## Work instruction
Search the data for the string "proyecto" and copy each line where it turns up.

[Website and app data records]
+-------+

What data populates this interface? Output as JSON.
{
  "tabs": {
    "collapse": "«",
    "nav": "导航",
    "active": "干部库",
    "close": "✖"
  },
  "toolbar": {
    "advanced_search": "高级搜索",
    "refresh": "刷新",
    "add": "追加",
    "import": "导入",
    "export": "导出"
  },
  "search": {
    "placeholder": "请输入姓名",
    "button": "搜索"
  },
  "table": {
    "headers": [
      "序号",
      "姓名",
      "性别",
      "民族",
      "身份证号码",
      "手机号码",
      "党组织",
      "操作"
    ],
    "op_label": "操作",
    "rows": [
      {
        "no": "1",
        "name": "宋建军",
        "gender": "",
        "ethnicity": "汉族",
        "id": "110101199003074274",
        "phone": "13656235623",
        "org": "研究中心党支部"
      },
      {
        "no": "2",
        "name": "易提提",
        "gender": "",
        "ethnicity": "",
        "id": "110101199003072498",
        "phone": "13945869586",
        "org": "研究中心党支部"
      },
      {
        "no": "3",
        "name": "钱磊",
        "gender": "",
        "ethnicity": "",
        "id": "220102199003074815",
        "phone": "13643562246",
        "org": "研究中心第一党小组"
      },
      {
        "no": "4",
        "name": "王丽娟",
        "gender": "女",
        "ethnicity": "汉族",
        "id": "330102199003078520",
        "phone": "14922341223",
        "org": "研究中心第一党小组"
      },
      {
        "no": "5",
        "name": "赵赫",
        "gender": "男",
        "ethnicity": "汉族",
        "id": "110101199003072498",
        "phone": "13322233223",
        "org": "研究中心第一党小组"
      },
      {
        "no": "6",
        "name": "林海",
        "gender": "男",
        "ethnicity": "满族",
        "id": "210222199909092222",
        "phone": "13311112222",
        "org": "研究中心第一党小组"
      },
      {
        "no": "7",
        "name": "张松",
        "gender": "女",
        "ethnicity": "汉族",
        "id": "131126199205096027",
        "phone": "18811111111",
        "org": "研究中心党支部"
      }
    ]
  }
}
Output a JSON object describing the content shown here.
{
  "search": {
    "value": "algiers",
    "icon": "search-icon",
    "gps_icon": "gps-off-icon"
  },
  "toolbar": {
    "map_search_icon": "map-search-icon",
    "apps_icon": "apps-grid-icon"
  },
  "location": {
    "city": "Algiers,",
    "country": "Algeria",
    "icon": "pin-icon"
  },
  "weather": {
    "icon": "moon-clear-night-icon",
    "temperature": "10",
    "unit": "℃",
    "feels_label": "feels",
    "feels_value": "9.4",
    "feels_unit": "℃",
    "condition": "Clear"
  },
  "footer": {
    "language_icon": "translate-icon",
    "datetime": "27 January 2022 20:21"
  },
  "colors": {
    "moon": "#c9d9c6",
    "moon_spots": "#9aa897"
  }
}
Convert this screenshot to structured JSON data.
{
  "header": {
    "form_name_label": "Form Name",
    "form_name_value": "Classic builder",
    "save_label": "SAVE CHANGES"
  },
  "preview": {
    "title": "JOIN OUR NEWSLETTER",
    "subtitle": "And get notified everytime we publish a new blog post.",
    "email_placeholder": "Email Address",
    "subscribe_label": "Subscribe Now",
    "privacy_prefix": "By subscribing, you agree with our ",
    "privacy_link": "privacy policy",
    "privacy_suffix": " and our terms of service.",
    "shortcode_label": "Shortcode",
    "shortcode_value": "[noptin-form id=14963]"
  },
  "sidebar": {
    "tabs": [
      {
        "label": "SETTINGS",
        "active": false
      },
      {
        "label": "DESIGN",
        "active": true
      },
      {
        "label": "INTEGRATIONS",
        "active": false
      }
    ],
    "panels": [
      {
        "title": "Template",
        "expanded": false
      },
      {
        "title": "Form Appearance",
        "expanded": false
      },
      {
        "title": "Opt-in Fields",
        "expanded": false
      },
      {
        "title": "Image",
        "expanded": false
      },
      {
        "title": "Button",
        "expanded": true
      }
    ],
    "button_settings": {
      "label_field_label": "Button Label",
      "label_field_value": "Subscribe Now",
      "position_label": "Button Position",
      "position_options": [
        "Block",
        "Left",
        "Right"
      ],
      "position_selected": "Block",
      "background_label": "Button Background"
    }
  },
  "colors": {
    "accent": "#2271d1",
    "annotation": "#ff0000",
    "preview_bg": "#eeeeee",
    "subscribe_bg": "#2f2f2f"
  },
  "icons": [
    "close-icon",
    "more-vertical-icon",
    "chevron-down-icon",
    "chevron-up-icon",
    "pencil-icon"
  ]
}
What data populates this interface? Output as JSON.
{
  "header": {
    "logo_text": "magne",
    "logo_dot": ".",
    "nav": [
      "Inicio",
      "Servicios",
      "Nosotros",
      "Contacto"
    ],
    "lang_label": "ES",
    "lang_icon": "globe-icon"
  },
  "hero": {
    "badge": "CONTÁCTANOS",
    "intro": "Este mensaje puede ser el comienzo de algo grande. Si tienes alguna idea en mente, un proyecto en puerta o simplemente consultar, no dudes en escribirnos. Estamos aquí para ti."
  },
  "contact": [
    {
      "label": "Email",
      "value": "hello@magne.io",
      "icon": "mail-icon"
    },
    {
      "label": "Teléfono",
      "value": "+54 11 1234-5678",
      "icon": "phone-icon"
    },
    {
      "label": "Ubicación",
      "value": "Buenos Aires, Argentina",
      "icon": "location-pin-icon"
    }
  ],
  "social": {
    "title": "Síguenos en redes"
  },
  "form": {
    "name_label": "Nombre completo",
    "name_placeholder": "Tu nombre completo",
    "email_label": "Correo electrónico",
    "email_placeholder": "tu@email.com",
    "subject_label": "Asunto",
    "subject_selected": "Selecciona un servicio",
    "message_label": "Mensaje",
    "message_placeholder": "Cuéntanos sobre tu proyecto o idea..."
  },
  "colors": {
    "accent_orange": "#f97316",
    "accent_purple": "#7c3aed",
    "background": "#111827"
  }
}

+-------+

## Answer below
    "intro": "Este mensaje puede ser el comienzo de algo grande. Si tienes alguna idea en mente, un proyecto en puerta o simplemente consultar, no dudes en escribirnos. Estamos aquí para ti."
    "message_placeholder": "Cuéntanos sobre tu proyecto o idea..."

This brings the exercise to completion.